Nutrition. The unborn foal is two times in size during the last 3 months of gestation. Thus, mares’ need for energy, protein, and trace minerals is increasing. Energy and protein level must increase by 10% per month during pregnancy. Pregnant and lactating mares drink more water than usual. Allow them to drink plenty of freshwaters.
In What Period Should I Stop Riding A Mare?
A lot of people consider riding a mare safe for the first six to eight months of pregnancy. Since the foal does most of its growth in the last trimester, lessen activities at this period. The mare’s abdomen will be at its largest during the last trimester. The placenta, amniotic fluid, and her growing foal takes the place. This might be uncomfortable affecting her balance and coordination when doing speed work. She will be less agile and can naturally slip, making it difficult for her to get up.
How long to keep riding your mare depends on your discipline and the kind of competition you are doing. Be sensitive and use common sense in what you ask a mare to do. Be aware that in the final three months, her body changes a lot. Keeping them fit during pregnancy makes giving birth easier. It can be healthy for her but considerations must be taken during the final stages of pregnancy. Fast work and jumping might cause a problem if you continue to make her compete in the last part of gestation. The weight of the fetus might cause a uterine torsion. It can happen if the mare is carrying it low and continues to do active work like jumping. If the uterus flips over, a twist in the cervix and connective support structures might occur. Consult a veterinarian before, during, and after your mare becomes pregnant.
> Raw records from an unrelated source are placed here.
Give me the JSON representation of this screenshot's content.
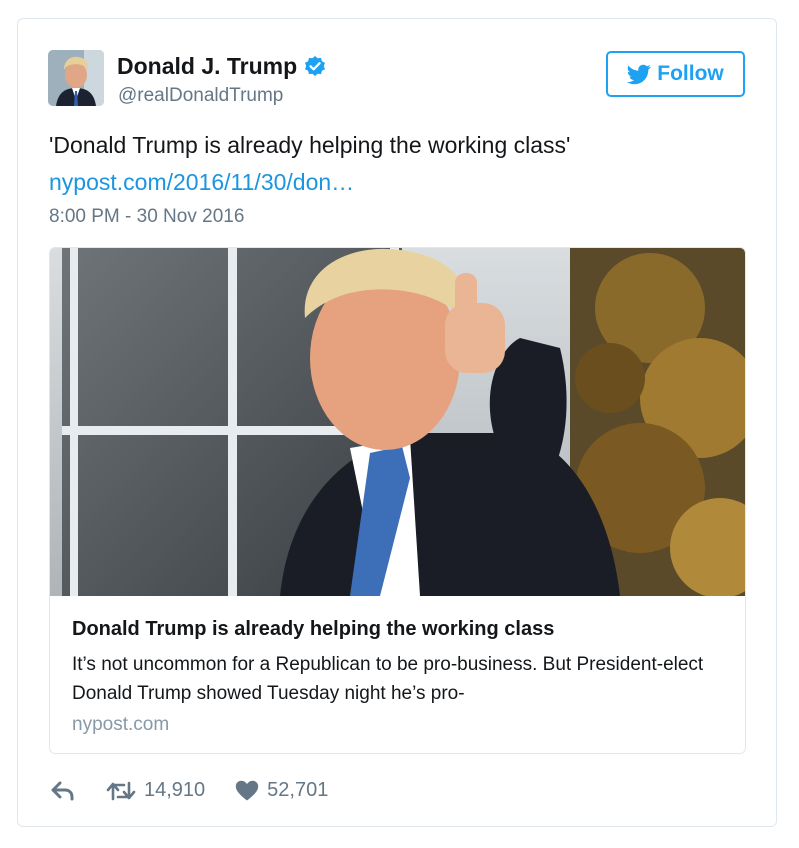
{
  "author": {
    "name": "Donald J. Trump",
    "handle": "@realDonaldTrump",
    "verified": true
  },
  "follow_button": {
    "label": "Follow",
    "icon": "twitter-bird-icon"
  },
  "tweet": {
    "text": "'Donald Trump is already helping the working class'",
    "link_text": "nypost.com/2016/11/30/don…",
    "timestamp": "8:00 PM - 30 Nov 2016"
  },
  "card": {
    "title": "Donald Trump is already helping the working class",
    "description": "It’s not uncommon for a Republican to be pro-business. But President-elect Donald Trump showed Tuesday night he’s pro-",
    "domain": "nypost.com"
  },
  "actions": {
    "reply_icon": "reply-icon",
    "retweet_icon": "retweet-icon",
    "retweet_count": "14,910",
    "like_icon": "heart-icon",
    "like_count": "52,701"
  },
  "colors": {
    "accent": "#1da1f2",
    "link": "#1b95e0",
    "secondary_text": "#657786",
    "border": "#e1e8ed"
  }
}
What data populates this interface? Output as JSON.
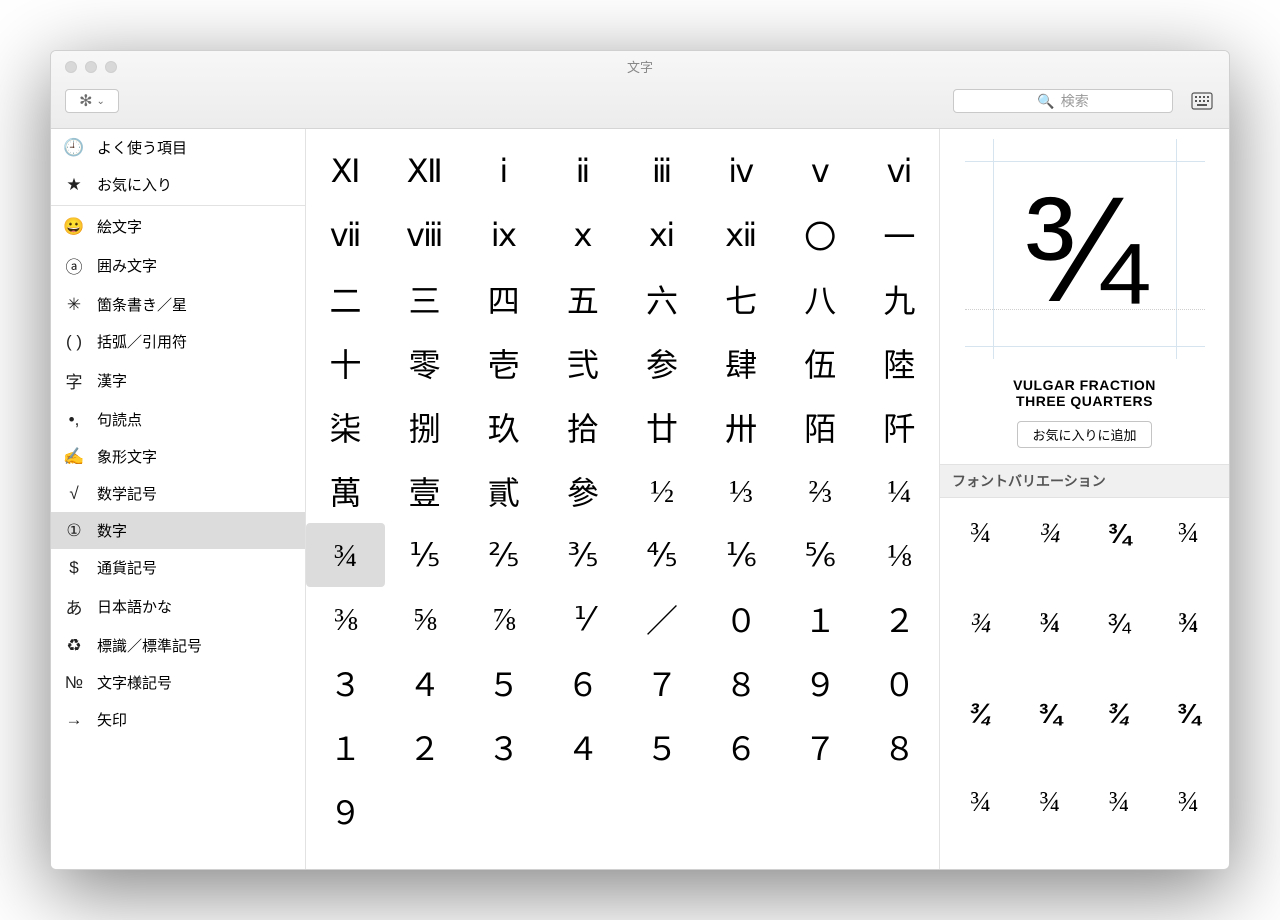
{
  "window": {
    "title": "文字"
  },
  "toolbar": {
    "search_placeholder": "検索"
  },
  "sidebar": {
    "frequent_label": "よく使う項目",
    "favorites_label": "お気に入り",
    "categories": [
      {
        "icon": "😀",
        "label": "絵文字"
      },
      {
        "icon": "ⓐ",
        "label": "囲み文字"
      },
      {
        "icon": "✳",
        "label": "箇条書き／星"
      },
      {
        "icon": "( )",
        "label": "括弧／引用符"
      },
      {
        "icon": "字",
        "label": "漢字"
      },
      {
        "icon": "•,",
        "label": "句読点"
      },
      {
        "icon": "✍",
        "label": "象形文字"
      },
      {
        "icon": "√",
        "label": "数学記号"
      },
      {
        "icon": "①",
        "label": "数字"
      },
      {
        "icon": "$",
        "label": "通貨記号"
      },
      {
        "icon": "あ",
        "label": "日本語かな"
      },
      {
        "icon": "♻",
        "label": "標識／標準記号"
      },
      {
        "icon": "№",
        "label": "文字様記号"
      },
      {
        "icon": "→",
        "label": "矢印"
      }
    ],
    "selected_index": 8
  },
  "grid": {
    "chars": [
      "Ⅺ",
      "Ⅻ",
      "ⅰ",
      "ⅱ",
      "ⅲ",
      "ⅳ",
      "ⅴ",
      "ⅵ",
      "ⅶ",
      "ⅷ",
      "ⅸ",
      "ⅹ",
      "ⅺ",
      "ⅻ",
      "〇",
      "一",
      "二",
      "三",
      "四",
      "五",
      "六",
      "七",
      "八",
      "九",
      "十",
      "零",
      "壱",
      "弐",
      "参",
      "肆",
      "伍",
      "陸",
      "柒",
      "捌",
      "玖",
      "拾",
      "廿",
      "卅",
      "陌",
      "阡",
      "萬",
      "壹",
      "貳",
      "參",
      "½",
      "⅓",
      "⅔",
      "¼",
      "¾",
      "⅕",
      "⅖",
      "⅗",
      "⅘",
      "⅙",
      "⅚",
      "⅛",
      "⅜",
      "⅝",
      "⅞",
      "⅟",
      "／",
      "０",
      "１",
      "２",
      "３",
      "４",
      "５",
      "６",
      "７",
      "８",
      "９",
      "０",
      "１",
      "２",
      "３",
      "４",
      "５",
      "６",
      "７",
      "８",
      "９"
    ],
    "selected_index": 48
  },
  "detail": {
    "glyph": "¾",
    "name": "VULGAR FRACTION\nTHREE QUARTERS",
    "add_favorite_label": "お気に入りに追加",
    "variation_header": "フォントバリエーション",
    "variations": [
      "¾",
      "¾",
      "¾",
      "¾",
      "¾",
      "¾",
      "¾",
      "¾",
      "¾",
      "¾",
      "¾",
      "¾",
      "¾",
      "¾",
      "¾",
      "¾"
    ]
  }
}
Assure the mare’s health and the foal to come by doing so.
In the early and mid-gestation period, the fetus in the mare grows slow. The fetus can grow a pound or more per day during the last three months. Fit and healthy young mare is able to do strenuous works. They can compete for generally seven months of their pregnancy. If your mare has a history of abortion, keeping them from doing speed work is advisable. Monitoring and consultation with a veterinarian are best. This is to ensure the health of the mare and the unborn foal.